In Emulation of Stacey Waite’s “when…” Collection
when living in an airbnb with your mom
fresh off laguardia’s commotion, you and mom find yourselves in front of a bodega in the heart of crown heights. she looks uneasy as you enter and ask the cashier for a key listed as isabella’s when it is really michelle’s key, the key to michelle’s home. retrieval of the key is simple, but lugging your two carry-ons makes your mom huff in annoyance as you try to find the apartment with local eyes judging you and deeming you either as newbies or as tourists. you find apartment 464 soon enough, but your mom’s annoyance extends beyond lugging the luggage to the absence of a television, the creaking wood floors, and the fact that 6am flights are not as convenient as you promised they would be. oh my god, i completely forgot to check off the television option on the amenities list you assure her, trying to wipe the blame off yourself. fine, it’ll be fine she responds, but you can catch the irritation instantly. you want to tell her that you two will spend the whole day exploring the city, so much so that she’ll completely forget that the tv is nonexistent, but you know she needs those electronic waves to sleep. luckily, your ipad serves as a replacement as you play netflix for her and allow her to put on house hunters. you know these next four days might further upset her insomnia, but the buzz of being in the city keeps your mind off her. i mean, it’s better than paying $500 a night for a hotel room, right? you say and look at her with caution. you should of seen the slow turn of her head and those two death daggers coming, as she bitterly replies sure isabella, at least i know what i’m getting into when i drop $500 down. you’ll make sure to keep that in mind for next time, if there is a next time.

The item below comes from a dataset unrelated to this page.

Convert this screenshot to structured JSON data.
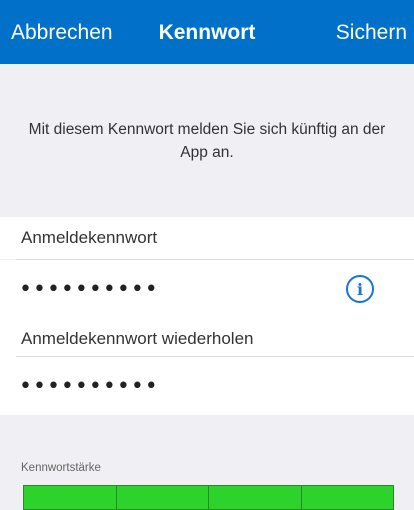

when living in an airbnb with your dad
laguardia is drastically different in march than in may. you were expecting mild sunshine, maybe a light breeze. definitely spring. you weren’t prepared to feel the sting of a winter air, the melting snow from nyc’s last snowfall. dad definitely wasn’t ready for it either, but at least his bigger figure and potbelly could keep him warm. you were left with your bony, petite self and your fuzzy forever 21 coat that proved to suck at insulation. at the very least, your mom had forced you two to pack heavier clothing as she had lived in new jersey for a decade of her life. lucky you thought, as you and your dad’s sole existence in florida proved to make you naïve to the sting of wintertime. the uber couldn’t come quick enough as you and dad accustom yourselves to the warmth of the honda’s leather seats. the journey to crown heights is this time, a repeat, and one that you love to see through your father’s eyes. the jewish enclave of queens, the men with their curly ringlets and hats, the women holding their children’s hands tightly, gripping them as they traveled through the cold, the rush of locals trying to get to work, the various tunnels you pass to get to the streets of brooklyn. this time around, the uber driver drops you off at the right place but you have to enter another bodega to get another stranger’s key with your name on it, a key to their home. your dad guards your luggage as you enter the family-owned store, narrow as a subway car, and request the key that has been left in your name by rez. uncertainty slowly fills the air as the cashier spends a copious amount of time searching. you sure it’s not another bodega down the street? he asks, giving you the idea of being a crummy visitor to this city that you’ve been to before. one visit to another bodega and a return to the original bodega and you’re calling rez to inquire about these keys, when she tells you that she forgot to leave the keys in the first place. if i thought mom was bad, dad’s going to kill me on the spot you mentally scream before leaving the bodega to admit the truth to your dad, who huffs in annoyance, but this time, this huff is funny to you because it’s the same kind you would give. you crack jokes as you walk to the dunkin donuts to wait for an uber to drop off the keys for you, in the process spilling hot chocolate on your fuzzy baby blue forever 21 coat, which is still sucking at insulation. eventually, after lugging two suitcases up four flights of steep stairs, you find yourself in apartment 7, which instantly reminds you of ripley’s believe it or not museum. this time, you made sure to check the tv box on the amenities list, because you know how your dad practically spends a fourth of his life in front of his television on weeknights and weekends. if there were no tv, you would definitely be a goner. you almost feel the world crumbling when the plasma tv on the wall doesn’t turn on. but your dad starts moving rez’s items and connecting cords and you think something’s going to catch on fire and you pace these creaky wooden floors until it turns on and your dad sighs in relief on the couch. things always work out. you leave the living area to explore the rest of the apartment when you hear him mutter there’s only four channels. it will never be enough, will it?
based on a all too real true story; photo credit belongs to me